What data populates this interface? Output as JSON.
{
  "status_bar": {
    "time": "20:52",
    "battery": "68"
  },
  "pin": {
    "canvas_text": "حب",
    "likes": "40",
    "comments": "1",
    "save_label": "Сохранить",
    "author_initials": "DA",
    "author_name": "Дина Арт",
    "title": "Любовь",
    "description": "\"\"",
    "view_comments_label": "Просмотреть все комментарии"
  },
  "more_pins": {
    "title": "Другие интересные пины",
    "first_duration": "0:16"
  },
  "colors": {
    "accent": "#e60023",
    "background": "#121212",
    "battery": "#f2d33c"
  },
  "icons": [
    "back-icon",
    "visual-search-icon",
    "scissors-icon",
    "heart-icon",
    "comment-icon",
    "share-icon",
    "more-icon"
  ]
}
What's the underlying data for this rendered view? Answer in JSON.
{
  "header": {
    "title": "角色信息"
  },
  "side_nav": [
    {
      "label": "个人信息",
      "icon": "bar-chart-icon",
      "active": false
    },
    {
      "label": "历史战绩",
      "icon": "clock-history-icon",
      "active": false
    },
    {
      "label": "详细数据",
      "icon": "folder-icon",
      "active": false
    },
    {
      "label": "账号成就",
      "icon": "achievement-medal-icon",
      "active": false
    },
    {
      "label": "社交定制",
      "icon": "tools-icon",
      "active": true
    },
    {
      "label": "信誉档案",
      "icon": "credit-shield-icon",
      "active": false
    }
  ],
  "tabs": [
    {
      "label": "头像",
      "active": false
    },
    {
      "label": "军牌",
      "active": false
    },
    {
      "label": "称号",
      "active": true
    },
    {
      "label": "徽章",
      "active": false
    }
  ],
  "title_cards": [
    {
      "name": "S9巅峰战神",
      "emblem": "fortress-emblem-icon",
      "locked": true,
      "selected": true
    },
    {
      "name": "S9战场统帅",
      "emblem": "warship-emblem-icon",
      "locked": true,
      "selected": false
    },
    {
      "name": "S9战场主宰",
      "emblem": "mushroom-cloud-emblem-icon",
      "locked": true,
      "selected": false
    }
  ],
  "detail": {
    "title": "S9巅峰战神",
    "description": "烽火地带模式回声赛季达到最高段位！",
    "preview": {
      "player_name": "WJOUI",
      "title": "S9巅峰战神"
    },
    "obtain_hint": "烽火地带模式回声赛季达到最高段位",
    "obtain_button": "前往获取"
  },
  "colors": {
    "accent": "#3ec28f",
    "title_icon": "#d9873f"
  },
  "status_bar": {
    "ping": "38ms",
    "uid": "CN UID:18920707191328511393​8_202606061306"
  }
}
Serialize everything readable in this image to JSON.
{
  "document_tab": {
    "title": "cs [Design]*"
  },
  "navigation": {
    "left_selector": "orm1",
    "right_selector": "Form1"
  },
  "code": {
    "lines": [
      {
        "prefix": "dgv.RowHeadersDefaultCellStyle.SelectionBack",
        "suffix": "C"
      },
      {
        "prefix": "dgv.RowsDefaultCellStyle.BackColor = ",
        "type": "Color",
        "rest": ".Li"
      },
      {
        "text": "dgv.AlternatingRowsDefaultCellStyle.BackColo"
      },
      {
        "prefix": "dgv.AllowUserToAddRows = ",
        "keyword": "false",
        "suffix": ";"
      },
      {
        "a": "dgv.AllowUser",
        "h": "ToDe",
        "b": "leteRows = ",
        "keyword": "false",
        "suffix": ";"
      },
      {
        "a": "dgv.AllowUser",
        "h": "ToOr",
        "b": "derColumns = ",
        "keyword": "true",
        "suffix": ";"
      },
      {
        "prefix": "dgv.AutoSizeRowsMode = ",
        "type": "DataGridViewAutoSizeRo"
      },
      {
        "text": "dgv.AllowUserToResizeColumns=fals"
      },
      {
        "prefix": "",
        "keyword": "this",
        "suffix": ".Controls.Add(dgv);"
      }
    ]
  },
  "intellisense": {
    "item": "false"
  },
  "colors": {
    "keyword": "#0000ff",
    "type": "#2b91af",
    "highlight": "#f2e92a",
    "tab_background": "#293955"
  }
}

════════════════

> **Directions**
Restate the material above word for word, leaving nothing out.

> **Output below**
What data populates this interface? Output as JSON.
{
  "status_bar": {
    "time": "20:52",
    "battery": "68"
  },
  "pin": {
    "canvas_text": "حب",
    "likes": "40",
    "comments": "1",
    "save_label": "Сохранить",
    "author_initials": "DA",
    "author_name": "Дина Арт",
    "title": "Любовь",
    "description": "\"\"",
    "view_comments_label": "Просмотреть все комментарии"
  },
  "more_pins": {
    "title": "Другие интересные пины",
    "first_duration": "0:16"
  },
  "colors": {
    "accent": "#e60023",
    "background": "#121212",
    "battery": "#f2d33c"
  },
  "icons": [
    "back-icon",
    "visual-search-icon",
    "scissors-icon",
    "heart-icon",
    "comment-icon",
    "share-icon",
    "more-icon"
  ]
}
What's the underlying data for this rendered view? Answer in JSON.
{
  "header": {
    "title": "角色信息"
  },
  "side_nav": [
    {
      "label": "个人信息",
      "icon": "bar-chart-icon",
      "active": false
    },
    {
      "label": "历史战绩",
      "icon": "clock-history-icon",
      "active": false
    },
    {
      "label": "详细数据",
      "icon": "folder-icon",
      "active": false
    },
    {
      "label": "账号成就",
      "icon": "achievement-medal-icon",
      "active": false
    },
    {
      "label": "社交定制",
      "icon": "tools-icon",
      "active": true
    },
    {
      "label": "信誉档案",
      "icon": "credit-shield-icon",
      "active": false
    }
  ],
  "tabs": [
    {
      "label": "头像",
      "active": false
    },
    {
      "label": "军牌",
      "active": false
    },
    {
      "label": "称号",
      "active": true
    },
    {
      "label": "徽章",
      "active": false
    }
  ],
  "title_cards": [
    {
      "name": "S9巅峰战神",
      "emblem": "fortress-emblem-icon",
      "locked": true,
      "selected": true
    },
    {
      "name": "S9战场统帅",
      "emblem": "warship-emblem-icon",
      "locked": true,
      "selected": false
    },
    {
      "name": "S9战场主宰",
      "emblem": "mushroom-cloud-emblem-icon",
      "locked": true,
      "selected": false
    }
  ],
  "detail": {
    "title": "S9巅峰战神",
    "description": "烽火地带模式回声赛季达到最高段位！",
    "preview": {
      "player_name": "WJOUI",
      "title": "S9巅峰战神"
    },
    "obtain_hint": "烽火地带模式回声赛季达到最高段位",
    "obtain_button": "前往获取"
  },
  "colors": {
    "accent": "#3ec28f",
    "title_icon": "#d9873f"
  },
  "status_bar": {
    "ping": "38ms",
    "uid": "CN UID:18920707191328511393​8_202606061306"
  }
}
Serialize everything readable in this image to JSON.
{
  "document_tab": {
    "title": "cs [Design]*"
  },
  "navigation": {
    "left_selector": "orm1",
    "right_selector": "Form1"
  },
  "code": {
    "lines": [
      {
        "prefix": "dgv.RowHeadersDefaultCellStyle.SelectionBack",
        "suffix": "C"
      },
      {
        "prefix": "dgv.RowsDefaultCellStyle.BackColor = ",
        "type": "Color",
        "rest": ".Li"
      },
      {
        "text": "dgv.AlternatingRowsDefaultCellStyle.BackColo"
      },
      {
        "prefix": "dgv.AllowUserToAddRows = ",
        "keyword": "false",
        "suffix": ";"
      },
      {
        "a": "dgv.AllowUser",
        "h": "ToDe",
        "b": "leteRows = ",
        "keyword": "false",
        "suffix": ";"
      },
      {
        "a": "dgv.AllowUser",
        "h": "ToOr",
        "b": "derColumns = ",
        "keyword": "true",
        "suffix": ";"
      },
      {
        "prefix": "dgv.AutoSizeRowsMode = ",
        "type": "DataGridViewAutoSizeRo"
      },
      {
        "text": "dgv.AllowUserToResizeColumns=fals"
      },
      {
        "prefix": "",
        "keyword": "this",
        "suffix": ".Controls.Add(dgv);"
      }
    ]
  },
  "intellisense": {
    "item": "false"
  },
  "colors": {
    "keyword": "#0000ff",
    "type": "#2b91af",
    "highlight": "#f2e92a",
    "tab_background": "#293955"
  }
}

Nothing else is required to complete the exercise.